Five artists were asked to make work in response to the 301 “porte cocheres” populating the centre of Milton Keynes, which differentiate this town from any other in Britain. These structures, which resemble minimalist sculptures, offer temporary shelter to pedestrians crossing roads and act as markers for the grid of pedestrian routes which weave through the town.

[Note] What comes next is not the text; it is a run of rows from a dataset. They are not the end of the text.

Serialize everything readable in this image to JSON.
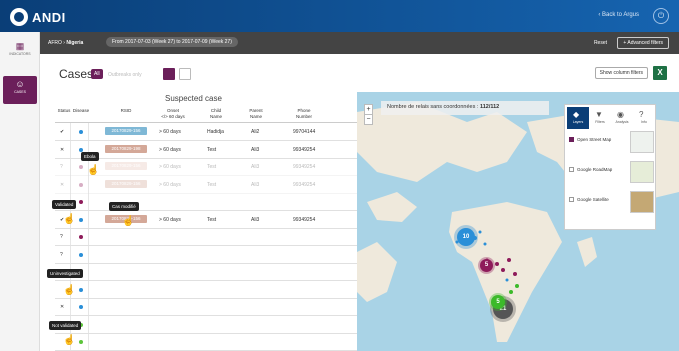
{
  "app": {
    "name": "ANDI",
    "back_link": "‹ Back to Argus",
    "power_icon": "power-icon"
  },
  "sidebar": {
    "items": [
      {
        "label": "INDICATORS",
        "icon": "grid-icon"
      },
      {
        "label": "CASES",
        "icon": "people-icon"
      }
    ]
  },
  "filterbar": {
    "region": "AFRO",
    "country": "Nigeria",
    "date_range": "From 2017-07-03 (Week 27) to 2017-07-09 (Week 27)",
    "reset_label": "Reset",
    "advanced_label": "+ Advanced filters"
  },
  "cases": {
    "title": "Cases",
    "all_label": "All",
    "outbreaks_label": "Outbreaks only",
    "show_columns_label": "Show column filters",
    "excel_label": "X"
  },
  "table": {
    "group_header": "Suspected case",
    "headers": {
      "status": "Status",
      "disease": "Disease",
      "rsid": "RSID",
      "onset": "Onset\n</> 60 days",
      "child": "Child\nName",
      "parent": "Parent\nName",
      "phone": "Phone\nNumber"
    },
    "rows": [
      {
        "status": "✔",
        "disease_color": "#2a8fd8",
        "rsid": "20170829-156",
        "rsid_color": "#7fb8d6",
        "onset": "> 60 days",
        "child": "Hadidja",
        "parent": "Ali2",
        "phone": "99704144",
        "faded": false
      },
      {
        "status": "✕",
        "disease_color": "#2a8fd8",
        "rsid": "20170829-198",
        "rsid_color": "#d4a898",
        "onset": "> 60 days",
        "child": "Test",
        "parent": "Ali3",
        "phone": "99349254",
        "faded": false
      },
      {
        "status": "?",
        "disease_color": "#8e1b5a",
        "rsid": "20170829-156",
        "rsid_color": "#e8c4b8",
        "onset": "> 60 days",
        "child": "Test",
        "parent": "Ali3",
        "phone": "99349254",
        "faded": true
      },
      {
        "status": "✕",
        "disease_color": "#8e1b5a",
        "rsid": "20170829-156",
        "rsid_color": "#d4a898",
        "onset": "> 60 days",
        "child": "Test",
        "parent": "Ali3",
        "phone": "99349254",
        "faded": true
      },
      {
        "status": "",
        "disease_color": "#8e1b5a",
        "rsid": "",
        "rsid_color": "",
        "onset": "",
        "child": "",
        "parent": "",
        "phone": "",
        "faded": false
      },
      {
        "status": "✔",
        "disease_color": "#2a8fd8",
        "rsid": "20170829-156",
        "rsid_color": "#d4a898",
        "onset": "> 60 days",
        "child": "Test",
        "parent": "Ali3",
        "phone": "99349254",
        "faded": false
      },
      {
        "status": "?",
        "disease_color": "#8e1b5a",
        "rsid": "",
        "rsid_color": "",
        "onset": "",
        "child": "",
        "parent": "",
        "phone": "",
        "faded": false
      },
      {
        "status": "?",
        "disease_color": "#2a8fd8",
        "rsid": "",
        "rsid_color": "",
        "onset": "",
        "child": "",
        "parent": "",
        "phone": "",
        "faded": false
      },
      {
        "status": "",
        "disease_color": "#5cc43a",
        "rsid": "",
        "rsid_color": "",
        "onset": "",
        "child": "",
        "parent": "",
        "phone": "",
        "faded": false
      },
      {
        "status": "",
        "disease_color": "#2a8fd8",
        "rsid": "",
        "rsid_color": "",
        "onset": "",
        "child": "",
        "parent": "",
        "phone": "",
        "faded": false
      },
      {
        "status": "✕",
        "disease_color": "#2a8fd8",
        "rsid": "",
        "rsid_color": "",
        "onset": "",
        "child": "",
        "parent": "",
        "phone": "",
        "faded": false
      },
      {
        "status": "",
        "disease_color": "#5cc43a",
        "rsid": "",
        "rsid_color": "",
        "onset": "",
        "child": "",
        "parent": "",
        "phone": "",
        "faded": false
      },
      {
        "status": "",
        "disease_color": "#5cc43a",
        "rsid": "",
        "rsid_color": "",
        "onset": "",
        "child": "",
        "parent": "",
        "phone": "",
        "faded": false
      }
    ]
  },
  "tooltips": {
    "ebola": "Ebola",
    "validated": "Validated",
    "case_modified": "Cas modifié",
    "uninvestigated": "Uninvestigated",
    "not_validated": "Not validated"
  },
  "map": {
    "zoom_in": "+",
    "zoom_out": "−",
    "no_coords_label": "Nombre de relais sans coordonnées :",
    "no_coords_value": "112/112",
    "layer_tabs": [
      {
        "label": "Layers",
        "icon": "layers-icon"
      },
      {
        "label": "Filters",
        "icon": "filter-icon"
      },
      {
        "label": "Analysis",
        "icon": "analysis-icon"
      },
      {
        "label": "Info",
        "icon": "info-icon"
      }
    ],
    "layers": [
      {
        "label": "Open Street Map",
        "selected": true
      },
      {
        "label": "Google RoadMap",
        "selected": false
      },
      {
        "label": "Google Satellite",
        "selected": false
      }
    ],
    "clusters": [
      {
        "count": "10",
        "color": "#2a8fd8"
      },
      {
        "count": "5",
        "color": "#8e1b5a"
      },
      {
        "count": "21",
        "color": "#555555"
      },
      {
        "count": "5",
        "color": "#3cba2a"
      }
    ]
  }
}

The artists selected for this programme interrogate the interface between the built environment and its society. Many of the artists destabilise the modernist utopian aspirations that have conjoined post wars artistic genres of minimalist and formalism with their counterparts in city planning. Whilst the porte-cocheres have a practical role, they have not been constructed in relation to real need, but rather to an aesthetic rational, leaving many of the porte cocheres unused. The artists question the automatic presumption that our urban design is truly well considered and necessary, by subverting these designs and their contexts, compounding traditional distinctions between art, design and engineering.

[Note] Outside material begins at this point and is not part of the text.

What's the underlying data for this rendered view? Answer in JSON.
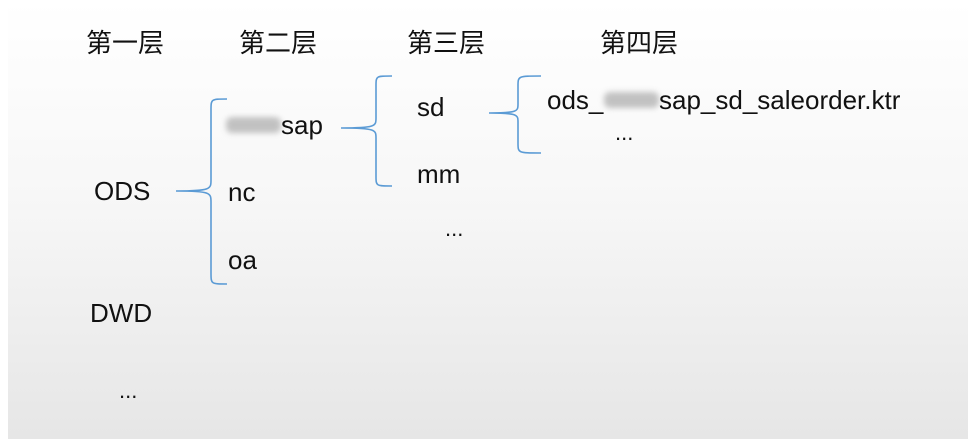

Michael Pinsky‘ s proposal passive/active uses a pair of porte-cocheres. The right half hosts a mass of letters taken from the logos of high street stores in Milton Keynes. These companies have donated a letter from one of their illuminated logos. Merging the brands distance them from their primary function, leaving them as a semi-legible construction. The left side contains, within the same proportions as the logos, a selection of graffiti tags sourced from around Milton Keynes. The tags entwine each other forming a dense, virtually unreadable, mass of neon. The identical framing of the logos and tags strips away the context, both physical and legal, leaving the viewer to contemplate the beauty and meaning of the words, letters and fonts.
Tea Mäkipää‘s proposal Drive-in-Cathedral is the cathedral in Milton Keynes exclusively for the cars and drivers. The cathedral has the recogniseable outline shape of a cathedral. The shape is cut out of steel plates that are attached on top of several port-cocheres.

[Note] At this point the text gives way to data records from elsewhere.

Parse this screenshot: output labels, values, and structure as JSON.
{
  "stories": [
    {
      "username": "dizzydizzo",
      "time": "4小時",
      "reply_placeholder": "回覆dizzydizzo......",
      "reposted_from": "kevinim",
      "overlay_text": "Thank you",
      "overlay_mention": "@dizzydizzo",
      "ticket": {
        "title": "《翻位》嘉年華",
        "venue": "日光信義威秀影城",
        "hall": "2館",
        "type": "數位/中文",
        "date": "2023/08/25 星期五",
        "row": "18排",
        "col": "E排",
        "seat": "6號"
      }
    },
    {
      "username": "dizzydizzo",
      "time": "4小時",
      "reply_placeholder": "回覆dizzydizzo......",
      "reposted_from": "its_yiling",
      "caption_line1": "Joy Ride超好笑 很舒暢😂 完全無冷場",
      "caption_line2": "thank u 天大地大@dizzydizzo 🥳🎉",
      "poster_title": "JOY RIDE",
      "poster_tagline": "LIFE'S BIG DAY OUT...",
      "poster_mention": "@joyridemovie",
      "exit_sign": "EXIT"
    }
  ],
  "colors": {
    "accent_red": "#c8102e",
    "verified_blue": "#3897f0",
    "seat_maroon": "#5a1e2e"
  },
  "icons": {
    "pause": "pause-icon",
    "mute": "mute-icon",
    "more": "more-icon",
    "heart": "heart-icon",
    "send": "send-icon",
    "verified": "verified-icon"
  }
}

The cathedral is equipped with lights and the text ‘Drive-in-Cathedral‘. Actually it is more like a drive-through-cathedral; when one passes the cathedral at the normal speed of traffic there is little time for religious reflection.
Michel de Broin‘s proposal manipulates the scale and orientation of the porte-coheres. At the micro-level a multitude of port-cochere create enclosed volumes with their legs pointing outwards, these sit upon another reduced scale port-cochere which functions as a table or plinth which are then contained within the full size existing port-cochere.